• [What is needed]
In the listing below, find each line that holds the string "Ctrl" and copy it.
*** Opening of Data section ***
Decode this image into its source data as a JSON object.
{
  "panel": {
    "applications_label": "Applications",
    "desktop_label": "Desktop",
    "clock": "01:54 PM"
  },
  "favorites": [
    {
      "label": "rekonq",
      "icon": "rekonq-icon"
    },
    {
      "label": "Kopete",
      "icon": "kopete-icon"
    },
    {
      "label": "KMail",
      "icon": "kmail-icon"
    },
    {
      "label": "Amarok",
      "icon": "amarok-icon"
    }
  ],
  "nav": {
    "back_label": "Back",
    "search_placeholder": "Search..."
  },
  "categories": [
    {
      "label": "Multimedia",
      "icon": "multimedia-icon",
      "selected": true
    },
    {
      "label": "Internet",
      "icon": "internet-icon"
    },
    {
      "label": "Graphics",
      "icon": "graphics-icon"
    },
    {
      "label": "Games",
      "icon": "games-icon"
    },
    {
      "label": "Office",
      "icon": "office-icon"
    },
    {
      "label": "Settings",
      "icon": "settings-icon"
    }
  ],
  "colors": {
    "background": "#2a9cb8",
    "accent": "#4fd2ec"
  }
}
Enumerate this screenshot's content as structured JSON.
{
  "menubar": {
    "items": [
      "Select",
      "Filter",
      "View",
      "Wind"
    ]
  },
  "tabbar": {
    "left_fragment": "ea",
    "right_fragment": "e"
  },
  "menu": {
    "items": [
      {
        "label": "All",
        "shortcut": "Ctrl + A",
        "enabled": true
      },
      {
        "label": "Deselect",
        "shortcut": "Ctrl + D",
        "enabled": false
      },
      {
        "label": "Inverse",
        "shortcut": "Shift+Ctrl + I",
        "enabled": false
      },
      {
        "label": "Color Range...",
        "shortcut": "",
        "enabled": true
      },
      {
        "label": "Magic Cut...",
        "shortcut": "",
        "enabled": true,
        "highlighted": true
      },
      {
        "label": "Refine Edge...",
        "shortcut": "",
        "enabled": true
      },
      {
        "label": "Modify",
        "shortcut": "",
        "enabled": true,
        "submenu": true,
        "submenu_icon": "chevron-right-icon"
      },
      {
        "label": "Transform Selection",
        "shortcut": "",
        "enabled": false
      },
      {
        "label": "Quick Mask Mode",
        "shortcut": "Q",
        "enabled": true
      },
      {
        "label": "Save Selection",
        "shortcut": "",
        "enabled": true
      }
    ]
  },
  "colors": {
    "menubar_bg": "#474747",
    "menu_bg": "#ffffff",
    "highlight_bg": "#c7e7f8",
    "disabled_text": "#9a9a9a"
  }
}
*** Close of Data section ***
• [Exercise answer]
        "shortcut": "Ctrl + A",
        "shortcut": "Ctrl + D",
        "shortcut": "Shift+Ctrl + I",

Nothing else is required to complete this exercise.